→ Work required
Copy each line of the entries below that contains the string "this".

→ Exercise data

● ● ● ●

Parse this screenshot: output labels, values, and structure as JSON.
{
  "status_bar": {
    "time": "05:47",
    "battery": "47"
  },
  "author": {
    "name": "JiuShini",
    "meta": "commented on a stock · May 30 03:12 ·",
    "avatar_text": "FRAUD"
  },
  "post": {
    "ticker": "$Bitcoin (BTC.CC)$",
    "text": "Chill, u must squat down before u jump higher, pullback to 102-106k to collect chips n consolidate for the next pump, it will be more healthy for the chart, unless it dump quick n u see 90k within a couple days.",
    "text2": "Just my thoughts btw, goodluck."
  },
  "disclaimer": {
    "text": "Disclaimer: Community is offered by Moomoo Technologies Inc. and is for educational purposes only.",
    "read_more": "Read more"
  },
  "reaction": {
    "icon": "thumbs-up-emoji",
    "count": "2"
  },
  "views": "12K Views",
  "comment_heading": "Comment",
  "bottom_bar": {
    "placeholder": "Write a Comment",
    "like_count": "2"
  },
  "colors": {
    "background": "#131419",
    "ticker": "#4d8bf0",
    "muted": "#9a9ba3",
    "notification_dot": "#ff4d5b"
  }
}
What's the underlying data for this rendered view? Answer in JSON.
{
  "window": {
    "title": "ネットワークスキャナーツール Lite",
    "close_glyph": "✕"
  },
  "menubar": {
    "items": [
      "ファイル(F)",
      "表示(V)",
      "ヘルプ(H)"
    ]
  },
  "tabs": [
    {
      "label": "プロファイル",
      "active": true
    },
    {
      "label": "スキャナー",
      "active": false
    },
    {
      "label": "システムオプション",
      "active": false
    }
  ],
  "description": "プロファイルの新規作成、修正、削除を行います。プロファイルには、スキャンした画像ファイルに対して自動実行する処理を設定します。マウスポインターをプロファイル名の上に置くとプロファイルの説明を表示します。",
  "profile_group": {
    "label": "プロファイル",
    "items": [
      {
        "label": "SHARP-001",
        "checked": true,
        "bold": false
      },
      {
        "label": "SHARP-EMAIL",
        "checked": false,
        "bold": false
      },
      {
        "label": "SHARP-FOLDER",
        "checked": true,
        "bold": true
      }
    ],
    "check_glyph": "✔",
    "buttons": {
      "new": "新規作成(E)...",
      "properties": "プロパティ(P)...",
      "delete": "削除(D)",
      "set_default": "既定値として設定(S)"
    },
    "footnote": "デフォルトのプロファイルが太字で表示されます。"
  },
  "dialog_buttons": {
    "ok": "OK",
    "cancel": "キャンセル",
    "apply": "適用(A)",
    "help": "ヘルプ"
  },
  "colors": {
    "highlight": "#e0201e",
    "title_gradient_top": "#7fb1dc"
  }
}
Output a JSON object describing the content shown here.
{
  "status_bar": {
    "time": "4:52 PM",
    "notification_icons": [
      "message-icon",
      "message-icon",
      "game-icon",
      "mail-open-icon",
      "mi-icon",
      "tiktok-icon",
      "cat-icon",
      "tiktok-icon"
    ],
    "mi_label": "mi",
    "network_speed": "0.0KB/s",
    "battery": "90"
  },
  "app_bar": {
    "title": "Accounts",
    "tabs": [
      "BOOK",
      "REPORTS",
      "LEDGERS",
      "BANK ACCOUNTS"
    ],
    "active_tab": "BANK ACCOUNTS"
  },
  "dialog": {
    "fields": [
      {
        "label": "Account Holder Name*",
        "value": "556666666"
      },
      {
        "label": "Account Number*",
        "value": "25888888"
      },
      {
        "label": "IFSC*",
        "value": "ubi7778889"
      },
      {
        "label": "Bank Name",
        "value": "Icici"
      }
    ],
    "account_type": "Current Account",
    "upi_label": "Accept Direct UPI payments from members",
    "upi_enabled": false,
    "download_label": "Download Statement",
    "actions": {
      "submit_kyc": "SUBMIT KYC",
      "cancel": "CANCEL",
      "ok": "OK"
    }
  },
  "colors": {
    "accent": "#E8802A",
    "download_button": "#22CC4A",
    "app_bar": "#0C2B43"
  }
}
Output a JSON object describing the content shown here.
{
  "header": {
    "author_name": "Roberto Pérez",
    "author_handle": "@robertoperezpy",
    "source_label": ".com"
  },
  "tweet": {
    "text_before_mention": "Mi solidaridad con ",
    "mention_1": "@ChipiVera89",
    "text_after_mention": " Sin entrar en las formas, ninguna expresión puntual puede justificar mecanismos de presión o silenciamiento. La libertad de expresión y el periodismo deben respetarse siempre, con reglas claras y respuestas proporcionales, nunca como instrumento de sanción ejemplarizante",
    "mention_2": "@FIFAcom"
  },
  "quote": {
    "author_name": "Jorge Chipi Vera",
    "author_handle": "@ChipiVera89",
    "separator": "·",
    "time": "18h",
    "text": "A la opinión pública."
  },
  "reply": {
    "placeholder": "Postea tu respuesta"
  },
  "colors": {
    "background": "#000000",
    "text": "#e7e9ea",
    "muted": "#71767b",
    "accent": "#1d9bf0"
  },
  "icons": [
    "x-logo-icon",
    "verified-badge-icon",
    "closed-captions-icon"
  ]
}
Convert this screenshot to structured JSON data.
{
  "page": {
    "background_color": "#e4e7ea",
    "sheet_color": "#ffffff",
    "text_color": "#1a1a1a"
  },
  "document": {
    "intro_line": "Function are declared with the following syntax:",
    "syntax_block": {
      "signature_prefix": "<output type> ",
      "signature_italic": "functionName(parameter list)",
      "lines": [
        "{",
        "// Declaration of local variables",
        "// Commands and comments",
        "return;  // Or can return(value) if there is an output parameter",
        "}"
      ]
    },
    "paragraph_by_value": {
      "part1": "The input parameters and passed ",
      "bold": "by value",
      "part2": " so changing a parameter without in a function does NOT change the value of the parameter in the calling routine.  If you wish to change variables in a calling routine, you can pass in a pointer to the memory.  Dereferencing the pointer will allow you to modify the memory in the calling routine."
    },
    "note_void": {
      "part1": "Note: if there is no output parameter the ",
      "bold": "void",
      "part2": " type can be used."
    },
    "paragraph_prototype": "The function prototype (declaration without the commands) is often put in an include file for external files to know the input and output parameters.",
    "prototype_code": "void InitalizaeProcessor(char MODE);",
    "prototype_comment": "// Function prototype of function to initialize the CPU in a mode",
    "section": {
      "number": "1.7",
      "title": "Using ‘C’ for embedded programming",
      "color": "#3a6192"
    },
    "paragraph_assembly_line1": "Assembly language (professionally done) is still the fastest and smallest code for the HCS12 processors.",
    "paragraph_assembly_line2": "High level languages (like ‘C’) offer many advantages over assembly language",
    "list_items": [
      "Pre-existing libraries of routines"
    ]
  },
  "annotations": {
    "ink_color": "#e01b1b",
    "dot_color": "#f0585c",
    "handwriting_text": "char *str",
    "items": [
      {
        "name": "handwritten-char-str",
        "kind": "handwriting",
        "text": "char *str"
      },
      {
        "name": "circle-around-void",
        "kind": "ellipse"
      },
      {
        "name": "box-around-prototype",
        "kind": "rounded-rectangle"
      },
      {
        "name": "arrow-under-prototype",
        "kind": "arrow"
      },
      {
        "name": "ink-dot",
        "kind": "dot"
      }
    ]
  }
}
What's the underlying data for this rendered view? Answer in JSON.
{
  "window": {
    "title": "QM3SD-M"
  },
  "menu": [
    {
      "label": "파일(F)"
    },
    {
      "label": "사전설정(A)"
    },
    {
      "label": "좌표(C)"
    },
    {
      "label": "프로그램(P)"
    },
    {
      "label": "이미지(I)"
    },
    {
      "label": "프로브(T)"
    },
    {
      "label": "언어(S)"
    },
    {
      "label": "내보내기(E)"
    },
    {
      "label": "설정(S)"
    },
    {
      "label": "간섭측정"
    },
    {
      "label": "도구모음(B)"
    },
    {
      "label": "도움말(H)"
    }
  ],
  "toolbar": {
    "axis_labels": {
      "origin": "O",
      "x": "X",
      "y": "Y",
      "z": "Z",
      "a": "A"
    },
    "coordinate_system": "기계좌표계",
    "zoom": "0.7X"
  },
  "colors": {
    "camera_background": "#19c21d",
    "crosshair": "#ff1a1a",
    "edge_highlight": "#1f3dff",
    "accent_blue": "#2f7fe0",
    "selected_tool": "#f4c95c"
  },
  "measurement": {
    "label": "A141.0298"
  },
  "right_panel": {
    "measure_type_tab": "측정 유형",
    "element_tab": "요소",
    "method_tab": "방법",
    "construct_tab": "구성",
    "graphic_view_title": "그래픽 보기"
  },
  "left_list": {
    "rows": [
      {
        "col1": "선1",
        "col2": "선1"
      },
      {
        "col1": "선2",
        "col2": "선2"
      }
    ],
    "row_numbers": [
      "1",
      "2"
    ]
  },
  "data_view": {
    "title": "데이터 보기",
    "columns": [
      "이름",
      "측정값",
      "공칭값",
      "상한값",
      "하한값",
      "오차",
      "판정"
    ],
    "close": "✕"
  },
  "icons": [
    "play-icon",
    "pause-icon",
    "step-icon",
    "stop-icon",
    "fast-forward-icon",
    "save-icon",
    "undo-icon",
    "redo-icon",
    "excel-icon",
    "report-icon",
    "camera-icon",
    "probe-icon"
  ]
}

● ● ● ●

→ Answer space
Parse this screenshot: output labels, values, and structure as JSON.
What's the underlying data for this rendered view? Answer in JSON.
Convert this screenshot to structured JSON data.
What's the underlying data for this rendered view? Answer in JSON.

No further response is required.